Reply To: Exercise during GBS recovery
I hope this makes sense…
Pacing yourself (with an autoimmune condition) is a fluctuating learning curve. No two days are alike. Well, maybe they are, but it doesn’t seem like it. Early in my recovery, I could barely stay awake for a trip to the grocery store. I felt like an idiot. Now, I rarely take a nap.
It helps to be self-aware, able to see your situation objectively. If you need to, keep a log book- like you would for weight training or conditioning. Include what you do, how you feel during/after (exhilarated, fine), “external” things such as humidity/hormones/meals…I’ve studied exercise enough also to see how curious it is from a patient’s viewpoint. On days when you are extra frustrated, review this log book to see how far you’ve come. All I need is to remember being unable to move, or even, when stepping off a curb, how I used to need to hold onto a street sign, a pole, or even the hood of a stranger’s car (alarms be damned-but none ever went off).
Pacing: eating a slice of cake per day for a week vs. the whole cake at once. Reading a chapter of a book per day vs. speed reading the whole book in a few hours.
I used to be able to work circles around people around me. I’m okay (for now) with knowing how hard I’ve worked to even try to keep up. It is like going from being a 100watt bulb to being a dimmer switch with loosening wires.
Be kind to yourself. Challenge, don’t punish. If you have a mile route to walk near your home, have a shortcut home if you realize you’re more tired than you expected. Once that is consistent, add an extra mile or 1/2.
So…if I know I have a “big day” tomorrow, I’ll walk a little less today. If the humidity is 100% (which saps all of my energy), I’ll do heavier housework inside as exercise.

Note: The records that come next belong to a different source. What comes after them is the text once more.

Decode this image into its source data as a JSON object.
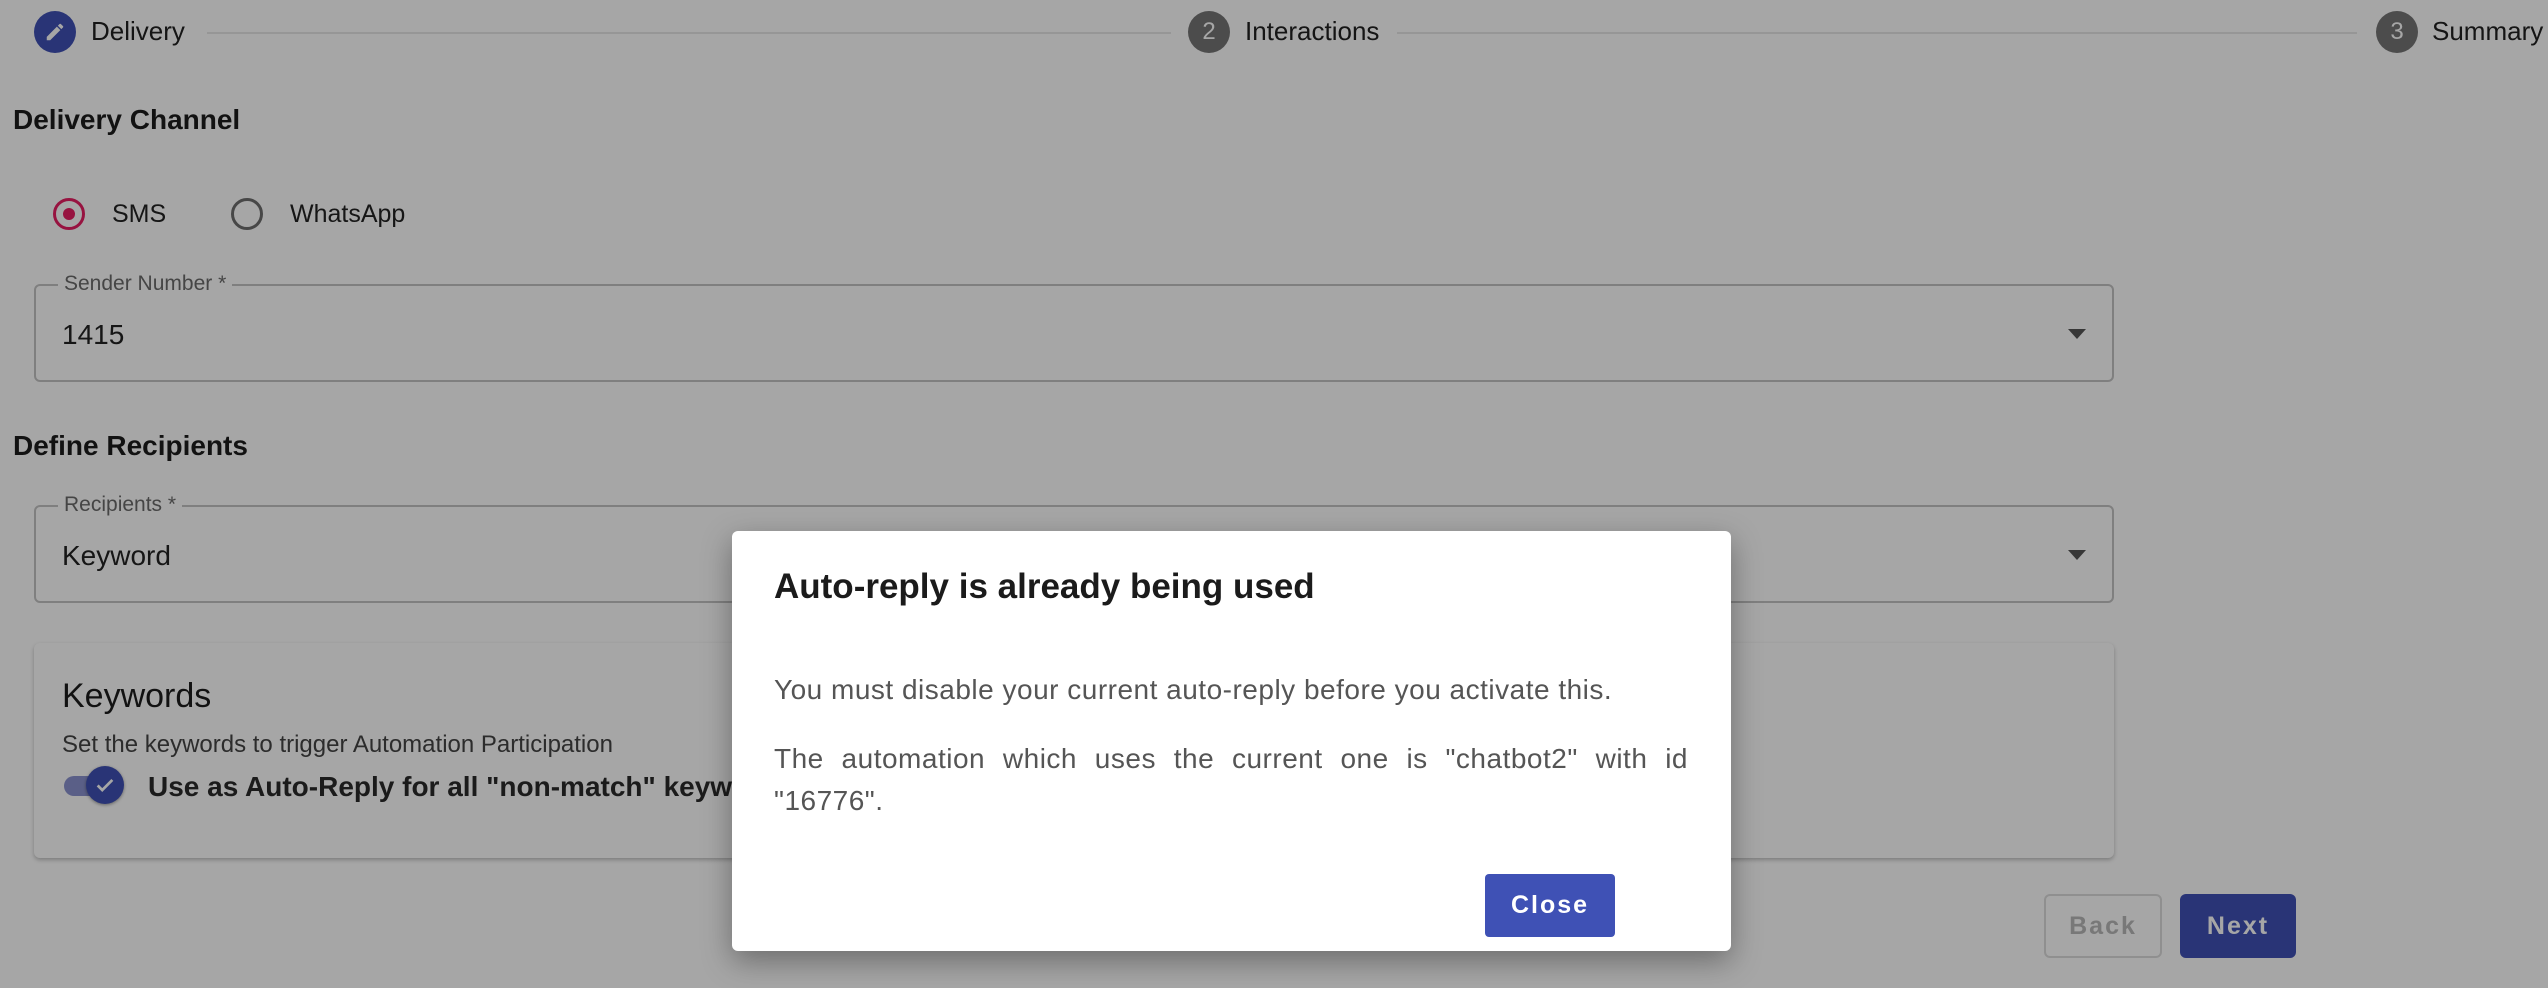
{
  "stepper": {
    "steps": [
      {
        "number": "",
        "label": "Delivery",
        "icon": "pencil-icon"
      },
      {
        "number": "2",
        "label": "Interactions"
      },
      {
        "number": "3",
        "label": "Summary"
      }
    ]
  },
  "delivery_channel": {
    "title": "Delivery Channel",
    "options": [
      {
        "label": "SMS",
        "selected": true
      },
      {
        "label": "WhatsApp",
        "selected": false
      }
    ]
  },
  "sender_number": {
    "label": "Sender Number *",
    "value": "1415"
  },
  "define_recipients": {
    "title": "Define Recipients"
  },
  "recipients": {
    "label": "Recipients *",
    "value": "Keyword"
  },
  "keywords_card": {
    "title": "Keywords",
    "subtitle": "Set the keywords to trigger Automation Participation",
    "toggle_label": "Use as Auto-Reply for all \"non-match\" keywords",
    "toggle_on": true
  },
  "footer": {
    "back_label": "Back",
    "next_label": "Next"
  },
  "dialog": {
    "title": "Auto-reply is already being used",
    "message1": "You must disable your current auto-reply before you activate this.",
    "message2": "The automation which uses the current one is \"chatbot2\" with id \"16776\".",
    "close_label": "Close"
  },
  "colors": {
    "primary": "#3f51b5",
    "radio_selected": "#e91e63",
    "step_inactive": "#757575"
  }
}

I found an article today in Forbes by Sarah Vermunt: Too Ambitious For Your Own Good? Three Tips For Pacing Yourself. (Aug 6, 2013) [I’d include it, but tech isn’t my strength…]